The thing that gives rise to faith, that which makes us Christians, is not that we have done a careful study of the Bible and decided what is really possible to believe. We need to believe ALL of it.  It is not that we have all closed our eyes and tried real hard to believe the unbelievable. The thing that gives rise to faith is that the risen Christ has come to us, has intruded among us, has revealed himself to us, has shared the table with us, has opened the scriptures to us, and we believe.

 

In the resurrection, the crucified Jesus returns to his disciples. He will not stay dead and buried, nor will he allow them to stay despondent and hiding behind locked doors. The risen Christ keeps returning to us, revealing who he is, and calling us to follow.

 

In Pudd'nhead Wilson, published in 1894, Mark Twain summed up his bleak estimate of life's value:  "Whoever has lived long enough to find out what life is, knows how deep a debt of gratitude we owe to Adam, the first great benefactor of our race. He brought death into the world."

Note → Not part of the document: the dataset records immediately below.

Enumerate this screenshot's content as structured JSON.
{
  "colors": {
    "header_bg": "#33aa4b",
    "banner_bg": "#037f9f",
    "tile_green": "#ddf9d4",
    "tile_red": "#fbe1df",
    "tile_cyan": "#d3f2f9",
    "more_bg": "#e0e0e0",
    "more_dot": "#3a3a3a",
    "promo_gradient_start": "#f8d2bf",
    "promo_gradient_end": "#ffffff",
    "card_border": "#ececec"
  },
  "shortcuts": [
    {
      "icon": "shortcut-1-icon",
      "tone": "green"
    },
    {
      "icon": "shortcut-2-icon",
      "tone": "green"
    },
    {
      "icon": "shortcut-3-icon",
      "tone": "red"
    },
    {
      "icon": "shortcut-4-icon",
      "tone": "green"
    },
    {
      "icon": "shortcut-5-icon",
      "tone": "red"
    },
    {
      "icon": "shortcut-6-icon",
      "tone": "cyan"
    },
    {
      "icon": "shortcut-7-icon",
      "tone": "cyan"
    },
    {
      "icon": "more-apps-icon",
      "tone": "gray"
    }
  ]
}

Paul speaks of Jesus as the "new Adam," the one who by his life and death brought life into the world.

 

Faith in the risen Christ is not an achievement. It is a gift. It is not a matter of resolving an intellectual dilemma; it is a matter of his loving us enough to reveal himself to us. Poor Jesus Seminar. It's not the words of Jesus that we need to get right; it is his living presence that we need to experience. If Jesus did not come and stand among us, if he did not speak to us and reassure us, there would be no believing, no worship, no faith.

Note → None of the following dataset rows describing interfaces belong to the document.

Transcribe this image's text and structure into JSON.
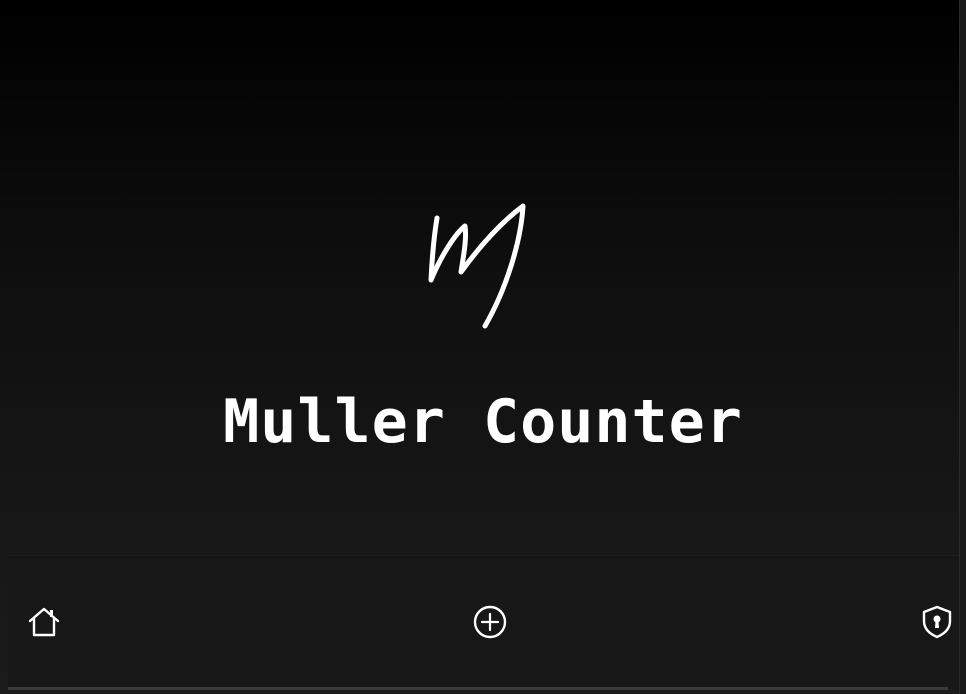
{
  "app": {
    "title": "Muller Counter"
  },
  "logo": {
    "icon": "signature-m-logo"
  },
  "nav": {
    "items": [
      {
        "id": "home",
        "icon": "home-icon"
      },
      {
        "id": "add",
        "icon": "plus-circle-icon"
      },
      {
        "id": "security",
        "icon": "shield-keyhole-icon"
      }
    ]
  },
  "colors": {
    "background_top": "#000000",
    "background_bottom": "#1b1b1b",
    "nav_background": "#171717",
    "foreground": "#ffffff"
  }
}
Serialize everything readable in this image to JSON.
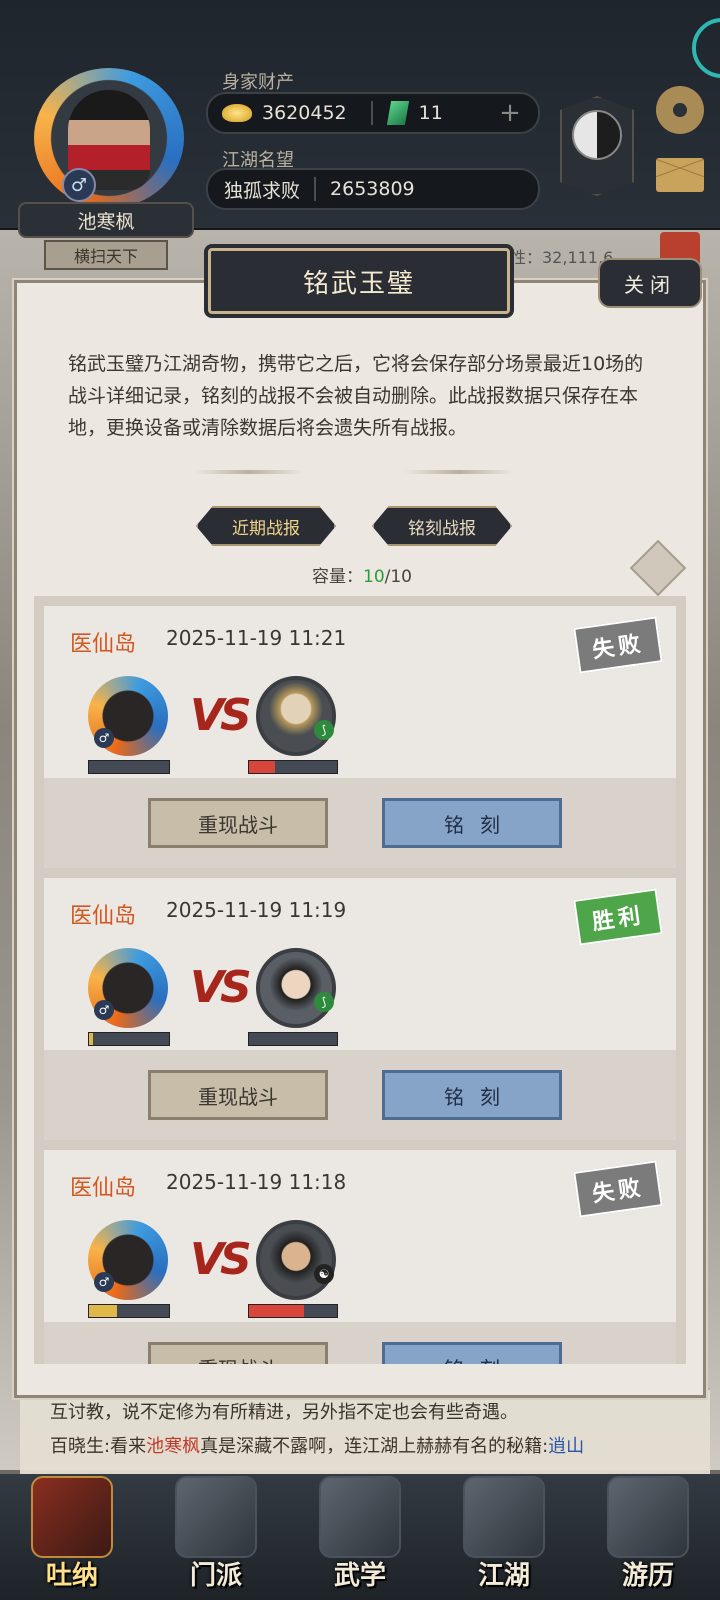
{
  "header": {
    "player_name": "池寒枫",
    "player_title": "横扫天下",
    "gender_symbol": "♂",
    "wealth_label": "身家财产",
    "silver": "3620452",
    "jade": "11",
    "plus": "+",
    "reputation_label": "江湖名望",
    "rep_title": "独孤求败",
    "rep_value": "2653809",
    "attr_text": "性：32,111,6"
  },
  "modal": {
    "title": "铭武玉璧",
    "close_label": "关闭",
    "description": "铭武玉璧乃江湖奇物，携带它之后，它将会保存部分场景最近10场的战斗详细记录，铭刻的战报不会被自动删除。此战报数据只保存在本地，更换设备或清除数据后将会遗失所有战报。",
    "tabs": [
      "近期战报",
      "铭刻战报"
    ],
    "capacity_label": "容量：",
    "capacity_used": "10",
    "capacity_total": "/10"
  },
  "battles": [
    {
      "location": "医仙岛",
      "time": "2025-11-19 11:21",
      "result": "失败",
      "self_hp": 0.0,
      "enemy_hp": 0.3,
      "replay_label": "重现战斗",
      "engrave_label": "铭刻"
    },
    {
      "location": "医仙岛",
      "time": "2025-11-19 11:19",
      "result": "胜利",
      "self_hp": 0.05,
      "enemy_hp": 0.0,
      "replay_label": "重现战斗",
      "engrave_label": "铭刻"
    },
    {
      "location": "医仙岛",
      "time": "2025-11-19 11:18",
      "result": "失败",
      "self_hp": 0.35,
      "enemy_hp": 0.62,
      "replay_label": "重现战斗",
      "engrave_label": "铭刻"
    }
  ],
  "vs_text": "VS",
  "chat": {
    "line1": "互讨教，说不定修为有所精进，另外指不定也会有些奇遇。",
    "line2_prefix": "百晓生:看来",
    "line2_name": "池寒枫",
    "line2_mid": "真是深藏不露啊，连江湖上赫赫有名的秘籍:",
    "line2_link": "逍山"
  },
  "nav": [
    "吐纳",
    "门派",
    "武学",
    "江湖",
    "游历"
  ],
  "colors": {
    "win": "#4fa64a",
    "lose": "#7b7b7b",
    "hp_self": "#e0b84a",
    "hp_enemy": "#d8453a"
  }
}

But Jesus has. And that's the major reason why you are here today, why, when the hymns of our faith are sung, you are able to join in with full-throated joy. Christ has come to you. It is not only that he has risen, but that he has risen for you. You have come here because he has come to you.

The Jesus Seminar is trying to do something that is pointless because it is already decided.  They are trying to pack down soil that has already been plowed up, just so they can ask if this ground can ever be plowed?

 

What is the proof of Easter? An empty tomb? A group of scholars who vote nine to one that the resurrection really took place?

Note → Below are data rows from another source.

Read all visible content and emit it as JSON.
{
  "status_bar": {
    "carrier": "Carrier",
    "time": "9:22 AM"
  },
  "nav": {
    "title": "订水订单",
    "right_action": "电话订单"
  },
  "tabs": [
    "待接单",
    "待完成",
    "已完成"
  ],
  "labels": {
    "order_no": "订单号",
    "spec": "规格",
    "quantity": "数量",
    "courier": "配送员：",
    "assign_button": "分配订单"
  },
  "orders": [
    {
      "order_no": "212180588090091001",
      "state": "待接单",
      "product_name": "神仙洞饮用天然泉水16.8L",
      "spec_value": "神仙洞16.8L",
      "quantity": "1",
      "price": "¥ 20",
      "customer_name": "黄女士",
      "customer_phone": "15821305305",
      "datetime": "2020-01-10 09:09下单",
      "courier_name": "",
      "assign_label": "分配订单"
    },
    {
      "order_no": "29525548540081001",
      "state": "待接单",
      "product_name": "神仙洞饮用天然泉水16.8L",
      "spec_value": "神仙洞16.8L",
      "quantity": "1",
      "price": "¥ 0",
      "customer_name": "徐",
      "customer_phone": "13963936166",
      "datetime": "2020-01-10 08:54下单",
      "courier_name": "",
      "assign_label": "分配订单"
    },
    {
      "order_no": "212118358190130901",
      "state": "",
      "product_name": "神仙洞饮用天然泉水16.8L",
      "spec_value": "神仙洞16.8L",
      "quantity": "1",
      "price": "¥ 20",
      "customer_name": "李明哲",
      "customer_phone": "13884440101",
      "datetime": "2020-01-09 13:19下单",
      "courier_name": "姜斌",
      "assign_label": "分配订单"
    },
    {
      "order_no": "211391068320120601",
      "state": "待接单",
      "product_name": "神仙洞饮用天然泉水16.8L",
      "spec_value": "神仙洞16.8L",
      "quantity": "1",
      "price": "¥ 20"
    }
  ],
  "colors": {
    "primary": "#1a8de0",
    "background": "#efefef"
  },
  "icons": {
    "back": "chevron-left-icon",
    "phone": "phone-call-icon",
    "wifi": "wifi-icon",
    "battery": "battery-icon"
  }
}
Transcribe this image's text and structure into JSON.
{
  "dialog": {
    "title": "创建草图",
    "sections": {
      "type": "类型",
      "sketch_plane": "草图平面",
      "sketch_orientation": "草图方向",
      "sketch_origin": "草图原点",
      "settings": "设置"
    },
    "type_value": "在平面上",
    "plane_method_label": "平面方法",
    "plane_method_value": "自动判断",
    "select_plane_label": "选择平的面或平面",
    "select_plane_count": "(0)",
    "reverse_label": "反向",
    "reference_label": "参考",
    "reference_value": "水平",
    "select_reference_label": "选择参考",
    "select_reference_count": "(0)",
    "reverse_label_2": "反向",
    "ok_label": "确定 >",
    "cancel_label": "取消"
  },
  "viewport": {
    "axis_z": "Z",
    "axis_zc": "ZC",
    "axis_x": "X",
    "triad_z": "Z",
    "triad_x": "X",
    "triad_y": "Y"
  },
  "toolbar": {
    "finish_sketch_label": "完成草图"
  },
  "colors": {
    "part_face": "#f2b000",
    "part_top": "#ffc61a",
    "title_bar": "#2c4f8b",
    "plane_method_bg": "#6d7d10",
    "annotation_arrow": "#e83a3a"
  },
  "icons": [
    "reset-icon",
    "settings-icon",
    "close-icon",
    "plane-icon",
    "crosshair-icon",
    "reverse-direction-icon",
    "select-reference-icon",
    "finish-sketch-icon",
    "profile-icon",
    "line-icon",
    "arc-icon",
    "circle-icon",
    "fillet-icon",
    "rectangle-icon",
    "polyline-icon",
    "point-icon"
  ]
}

If you are committed to doubt, then all words, all arguments, that I might be able to lay upon you would never withstand all of the reasons for doubt.

The only thing that makes any of this believable is that Jesus actually rose from the dead.  He stood with the disciples when they were afraid.  He asked them “You Got Anything to Eat?” Christ has come to us, come back to us, ministered to our fears and doubts, offered his very body as tangible proof to us, shared his table with us, spoken to us, and taught us.

In the resurrection, the crucified Jesus returns to his disciples. He will not stay dead and buried, nor will he allow them to stay despondent and hiding behind locked doors. The risen Christ keeps returning to us, revealing who he is, and calling us to follow. 

 

Thanks be to God.  He is risen!  He is risen indeed!